There is no such thing as an ideal Disaster Recovery location. The optimal location is the one that minimizes the risks at an acceptable cost and meets the required SLAs and authorities' regulations. And take into consideration the possibility of the cloud!

Thursday, February 11, 2010

Telco SLA - parameters and penalties

5:13 PM Posted by Bozidar Spirovski ,
Communication links provided by Telco providers are critical to most businesses. And as any network admin will tell you, these links tend to have outages, ranging from small interruptions up to massive breakdowns that can last for days.

When such interruptions occur, businesses suffer, but unless the provider has serious contractual obligations, there is little effort on their side to improve service or correct issues.

That is why businesses need a good Service Level Agreement (SLA). Usually, the preparation of the SLA is dreaded by most, since it is full of numbers and parameters on which the client must decide what is acceptable, and whose values may be difficult to measure.

SLA Parameters
A good SLA is not necessarily loaded with a lot of numbers. You need to work with 2-3 parameters which are important to you. Here are the most frequent SLA parameters, with their acceptable values:
  • Availability - more then 99% for internet, more then 99.5% for corporate data links
  • Packet Loss - less then 0.4% for internet, less then 0.2% for corporate data links
  • Jitter - less then 15ms for internet, less then 5ms for corporate data links
SLA Penalties
And you need penalties which will hurt the provider. Penalties are the big stick in the SLA.Here are the penalties that you want:
  • small breach of SLA - 25% to 33% of monthly fee
  • large breach of SLA - 50% to 100% of monthly fee
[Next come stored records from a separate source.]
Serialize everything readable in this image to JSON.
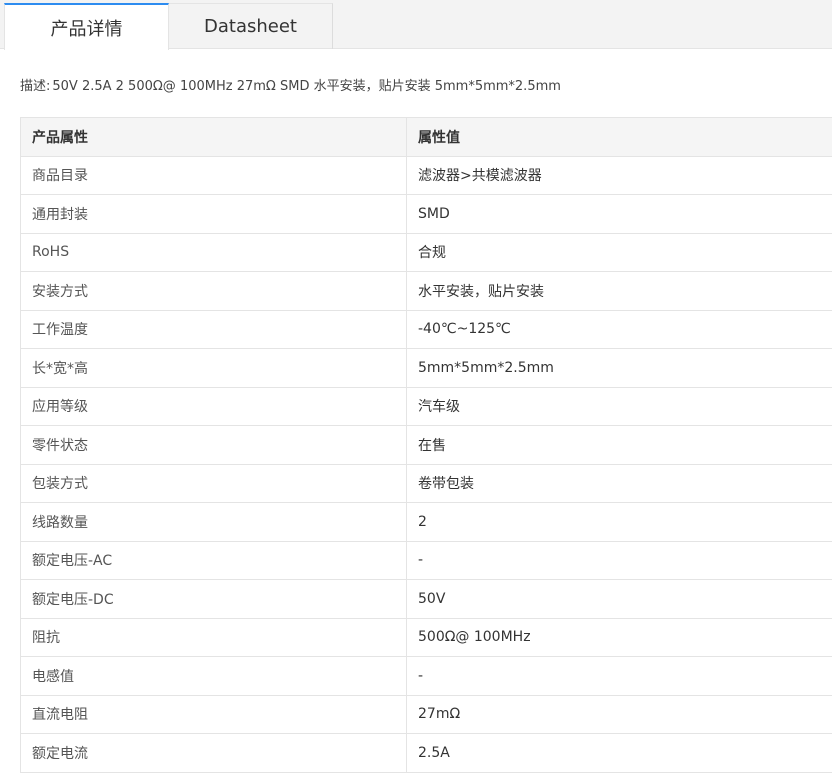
{
  "tabs": {
    "details": "产品详情",
    "datasheet": "Datasheet"
  },
  "description": {
    "label": "描述:",
    "text": "50V 2.5A 2 500Ω@ 100MHz 27mΩ SMD 水平安装，贴片安装 5mm*5mm*2.5mm"
  },
  "table": {
    "headers": [
      "产品属性",
      "属性值"
    ],
    "rows": [
      {
        "prop": "商品目录",
        "value": "滤波器>共模滤波器"
      },
      {
        "prop": "通用封装",
        "value": "SMD"
      },
      {
        "prop": "RoHS",
        "value": "合规"
      },
      {
        "prop": "安装方式",
        "value": "水平安装，贴片安装"
      },
      {
        "prop": "工作温度",
        "value": "-40℃~125℃"
      },
      {
        "prop": "长*宽*高",
        "value": "5mm*5mm*2.5mm"
      },
      {
        "prop": "应用等级",
        "value": "汽车级"
      },
      {
        "prop": "零件状态",
        "value": "在售"
      },
      {
        "prop": "包装方式",
        "value": "卷带包装"
      },
      {
        "prop": "线路数量",
        "value": "2"
      },
      {
        "prop": "额定电压-AC",
        "value": "-"
      },
      {
        "prop": "额定电压-DC",
        "value": "50V"
      },
      {
        "prop": "阻抗",
        "value": "500Ω@ 100MHz"
      },
      {
        "prop": "电感值",
        "value": "-"
      },
      {
        "prop": "直流电阻",
        "value": "27mΩ"
      },
      {
        "prop": "额定电流",
        "value": "2.5A"
      }
    ]
  },
  "colors": {
    "active_tab_accent": "#2d8cf0",
    "header_bg": "#f5f5f5",
    "border": "#e4e4e4"
  }
}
Be aware that no provider will create an SLA that will eat much of it's profits. The committed provider can be identified by the type of Service Level Agreement (SLA) that it's prepared to sign without special negotiations.

Related posts

9 Things to watch out for in an SLA
The SLA Lesson: software bug blues
5 SLA Nonsense Examples - Always Read the Fine Print